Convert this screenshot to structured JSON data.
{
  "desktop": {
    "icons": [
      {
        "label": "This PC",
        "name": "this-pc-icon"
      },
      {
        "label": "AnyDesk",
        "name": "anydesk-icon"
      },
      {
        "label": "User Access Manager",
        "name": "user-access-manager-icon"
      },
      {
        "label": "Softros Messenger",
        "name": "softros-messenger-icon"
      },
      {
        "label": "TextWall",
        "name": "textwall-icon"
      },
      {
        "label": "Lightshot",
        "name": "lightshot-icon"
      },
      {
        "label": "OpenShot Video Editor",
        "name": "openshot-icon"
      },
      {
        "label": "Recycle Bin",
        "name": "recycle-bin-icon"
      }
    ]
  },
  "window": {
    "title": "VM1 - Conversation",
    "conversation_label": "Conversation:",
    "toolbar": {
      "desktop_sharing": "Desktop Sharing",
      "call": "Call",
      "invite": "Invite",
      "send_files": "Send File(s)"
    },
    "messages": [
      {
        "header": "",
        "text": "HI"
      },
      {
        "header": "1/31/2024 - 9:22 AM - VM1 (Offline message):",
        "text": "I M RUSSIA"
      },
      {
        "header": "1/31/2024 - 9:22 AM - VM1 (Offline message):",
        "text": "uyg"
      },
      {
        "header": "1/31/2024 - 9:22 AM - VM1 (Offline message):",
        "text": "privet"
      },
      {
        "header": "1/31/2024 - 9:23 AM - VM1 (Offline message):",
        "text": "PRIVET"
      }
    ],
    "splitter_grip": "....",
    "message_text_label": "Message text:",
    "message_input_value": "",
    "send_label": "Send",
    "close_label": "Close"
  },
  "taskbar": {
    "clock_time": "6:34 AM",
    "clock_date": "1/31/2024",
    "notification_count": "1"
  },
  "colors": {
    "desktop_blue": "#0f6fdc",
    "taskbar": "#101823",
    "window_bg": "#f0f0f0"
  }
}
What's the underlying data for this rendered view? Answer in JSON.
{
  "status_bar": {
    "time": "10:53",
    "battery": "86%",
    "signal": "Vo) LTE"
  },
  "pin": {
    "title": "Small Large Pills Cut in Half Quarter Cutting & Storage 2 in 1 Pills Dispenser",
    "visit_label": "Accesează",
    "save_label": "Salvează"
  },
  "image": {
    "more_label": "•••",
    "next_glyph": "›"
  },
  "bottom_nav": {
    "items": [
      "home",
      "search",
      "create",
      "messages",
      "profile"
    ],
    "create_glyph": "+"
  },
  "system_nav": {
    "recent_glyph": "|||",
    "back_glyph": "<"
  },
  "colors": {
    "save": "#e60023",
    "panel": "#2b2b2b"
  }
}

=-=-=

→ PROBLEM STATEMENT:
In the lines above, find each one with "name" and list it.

→ EXERCISE SOLUTION:
        "name": "this-pc-icon"
        "name": "anydesk-icon"
        "name": "user-access-manager-icon"
        "name": "softros-messenger-icon"
        "name": "textwall-icon"
        "name": "lightshot-icon"
        "name": "openshot-icon"
        "name": "recycle-bin-icon"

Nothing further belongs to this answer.